Bill, Baby, Bill!

Dearest Widget Makers:

Today's administrative task for me was sending out my monthly client invoices. That reminded me of one of my pet peeves: poor billing practices by timekeepers. I want to send out bills that clients want to pay; they may not be exactly happy to pay, but they are more likely to recognize that it is a fair invoice.

There is one excellent way to learn very quickly how to write helpful time entries: Be a client. Hire a lawyer to represent you in a critical matter and pay the bill for several months. I guarantee that your own time entries will improve when you have a daily dialog with your inner client about how you would justify each of your time entries.

If you can't do that, try these "Rules of Two" for billing practices:

● Use at least two words in every time entry: one noun and one verb. I can't tell you how many times I've seen someone write the single word "Research." I wouldn't want to pay for that.
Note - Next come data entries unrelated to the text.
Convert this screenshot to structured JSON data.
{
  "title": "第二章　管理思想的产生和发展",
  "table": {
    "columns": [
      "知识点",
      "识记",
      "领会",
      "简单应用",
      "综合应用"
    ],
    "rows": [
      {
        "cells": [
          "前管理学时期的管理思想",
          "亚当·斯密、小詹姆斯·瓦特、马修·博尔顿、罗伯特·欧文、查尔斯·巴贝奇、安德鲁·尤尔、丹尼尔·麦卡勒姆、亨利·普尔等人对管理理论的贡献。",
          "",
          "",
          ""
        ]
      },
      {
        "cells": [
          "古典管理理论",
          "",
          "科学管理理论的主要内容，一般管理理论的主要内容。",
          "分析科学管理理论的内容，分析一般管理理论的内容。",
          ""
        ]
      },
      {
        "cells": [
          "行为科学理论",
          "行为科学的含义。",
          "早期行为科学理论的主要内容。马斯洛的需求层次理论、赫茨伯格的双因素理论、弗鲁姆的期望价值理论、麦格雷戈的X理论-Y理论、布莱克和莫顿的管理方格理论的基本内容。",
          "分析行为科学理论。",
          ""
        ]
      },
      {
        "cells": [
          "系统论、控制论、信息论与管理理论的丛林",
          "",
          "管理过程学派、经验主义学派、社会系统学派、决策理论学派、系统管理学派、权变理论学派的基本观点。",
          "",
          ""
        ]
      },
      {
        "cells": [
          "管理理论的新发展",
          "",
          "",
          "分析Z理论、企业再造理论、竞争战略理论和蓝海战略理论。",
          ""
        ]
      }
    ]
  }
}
● Never use the same description two days in a row. It looks like you didn't do it right the first time, or couldn't figure out the answer the first time you tried.

● Never "revise document" two days in a row. If the first entry, "revise indemnity provision to reflect client instructions," is followed the next day with "revise representations and warranties to reflect negotiations between the parties," then the time entries are likely to be helpful to the client. It may be the same document, but the time entry describes distinctly different tasks.

● Never wait more than two days to record your time. If your time isn't entered within that time period, you'll either overstate or understate your time. That is either misleading the client, or cheating yourself.

As I've mentioned before, it is my firm belief that more women will rise to more prominent leadership positions only if they have the currency for it, and that currency is derived in very large part from the economic success of the practice. In more crass terms, the size of her billing book is her entrée to leadership. It may not be a sufficient condition, but it is a necessary one. Excellent billing practices are an essential part of meeting that condition.

Hope this is helpful.


No comments:

Post a Comment